⟨

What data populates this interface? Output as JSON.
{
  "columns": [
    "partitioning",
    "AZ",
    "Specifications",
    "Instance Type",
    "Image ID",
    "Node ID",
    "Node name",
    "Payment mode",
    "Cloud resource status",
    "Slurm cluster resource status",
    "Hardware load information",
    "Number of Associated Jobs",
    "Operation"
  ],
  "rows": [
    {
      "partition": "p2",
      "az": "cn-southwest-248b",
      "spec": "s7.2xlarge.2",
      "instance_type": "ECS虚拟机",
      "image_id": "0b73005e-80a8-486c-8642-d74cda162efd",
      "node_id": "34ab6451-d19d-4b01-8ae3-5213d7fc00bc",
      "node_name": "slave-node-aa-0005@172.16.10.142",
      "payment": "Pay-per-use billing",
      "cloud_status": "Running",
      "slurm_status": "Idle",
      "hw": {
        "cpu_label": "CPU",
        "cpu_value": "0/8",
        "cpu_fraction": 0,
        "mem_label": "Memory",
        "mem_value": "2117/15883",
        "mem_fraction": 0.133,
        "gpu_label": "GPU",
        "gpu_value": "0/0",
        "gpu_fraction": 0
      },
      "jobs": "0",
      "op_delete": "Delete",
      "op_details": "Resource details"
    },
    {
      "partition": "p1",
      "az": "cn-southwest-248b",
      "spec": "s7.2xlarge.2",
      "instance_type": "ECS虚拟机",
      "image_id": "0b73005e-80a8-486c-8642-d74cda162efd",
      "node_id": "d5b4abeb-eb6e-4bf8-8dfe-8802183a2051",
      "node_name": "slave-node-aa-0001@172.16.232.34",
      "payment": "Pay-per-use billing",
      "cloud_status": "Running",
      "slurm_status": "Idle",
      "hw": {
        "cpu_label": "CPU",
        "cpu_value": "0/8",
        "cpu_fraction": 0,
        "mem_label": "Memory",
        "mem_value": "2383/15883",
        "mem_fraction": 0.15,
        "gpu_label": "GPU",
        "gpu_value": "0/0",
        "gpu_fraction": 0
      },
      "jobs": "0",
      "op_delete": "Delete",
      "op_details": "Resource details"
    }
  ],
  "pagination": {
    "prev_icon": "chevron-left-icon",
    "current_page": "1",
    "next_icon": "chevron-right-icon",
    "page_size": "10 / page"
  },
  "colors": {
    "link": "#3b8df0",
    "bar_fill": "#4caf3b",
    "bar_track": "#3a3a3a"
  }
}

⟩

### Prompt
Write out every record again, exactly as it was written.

### Response for this exercise
What data populates this interface? Output as JSON.
{
  "columns": [
    "partitioning",
    "AZ",
    "Specifications",
    "Instance Type",
    "Image ID",
    "Node ID",
    "Node name",
    "Payment mode",
    "Cloud resource status",
    "Slurm cluster resource status",
    "Hardware load information",
    "Number of Associated Jobs",
    "Operation"
  ],
  "rows": [
    {
      "partition": "p2",
      "az": "cn-southwest-248b",
      "spec": "s7.2xlarge.2",
      "instance_type": "ECS虚拟机",
      "image_id": "0b73005e-80a8-486c-8642-d74cda162efd",
      "node_id": "34ab6451-d19d-4b01-8ae3-5213d7fc00bc",
      "node_name": "slave-node-aa-0005@172.16.10.142",
      "payment": "Pay-per-use billing",
      "cloud_status": "Running",
      "slurm_status": "Idle",
      "hw": {
        "cpu_label": "CPU",
        "cpu_value": "0/8",
        "cpu_fraction": 0,
        "mem_label": "Memory",
        "mem_value": "2117/15883",
        "mem_fraction": 0.133,
        "gpu_label": "GPU",
        "gpu_value": "0/0",
        "gpu_fraction": 0
      },
      "jobs": "0",
      "op_delete": "Delete",
      "op_details": "Resource details"
    },
    {
      "partition": "p1",
      "az": "cn-southwest-248b",
      "spec": "s7.2xlarge.2",
      "instance_type": "ECS虚拟机",
      "image_id": "0b73005e-80a8-486c-8642-d74cda162efd",
      "node_id": "d5b4abeb-eb6e-4bf8-8dfe-8802183a2051",
      "node_name": "slave-node-aa-0001@172.16.232.34",
      "payment": "Pay-per-use billing",
      "cloud_status": "Running",
      "slurm_status": "Idle",
      "hw": {
        "cpu_label": "CPU",
        "cpu_value": "0/8",
        "cpu_fraction": 0,
        "mem_label": "Memory",
        "mem_value": "2383/15883",
        "mem_fraction": 0.15,
        "gpu_label": "GPU",
        "gpu_value": "0/0",
        "gpu_fraction": 0
      },
      "jobs": "0",
      "op_delete": "Delete",
      "op_details": "Resource details"
    }
  ],
  "pagination": {
    "prev_icon": "chevron-left-icon",
    "current_page": "1",
    "next_icon": "chevron-right-icon",
    "page_size": "10 / page"
  },
  "colors": {
    "link": "#3b8df0",
    "bar_fill": "#4caf3b",
    "bar_track": "#3a3a3a"
  }
}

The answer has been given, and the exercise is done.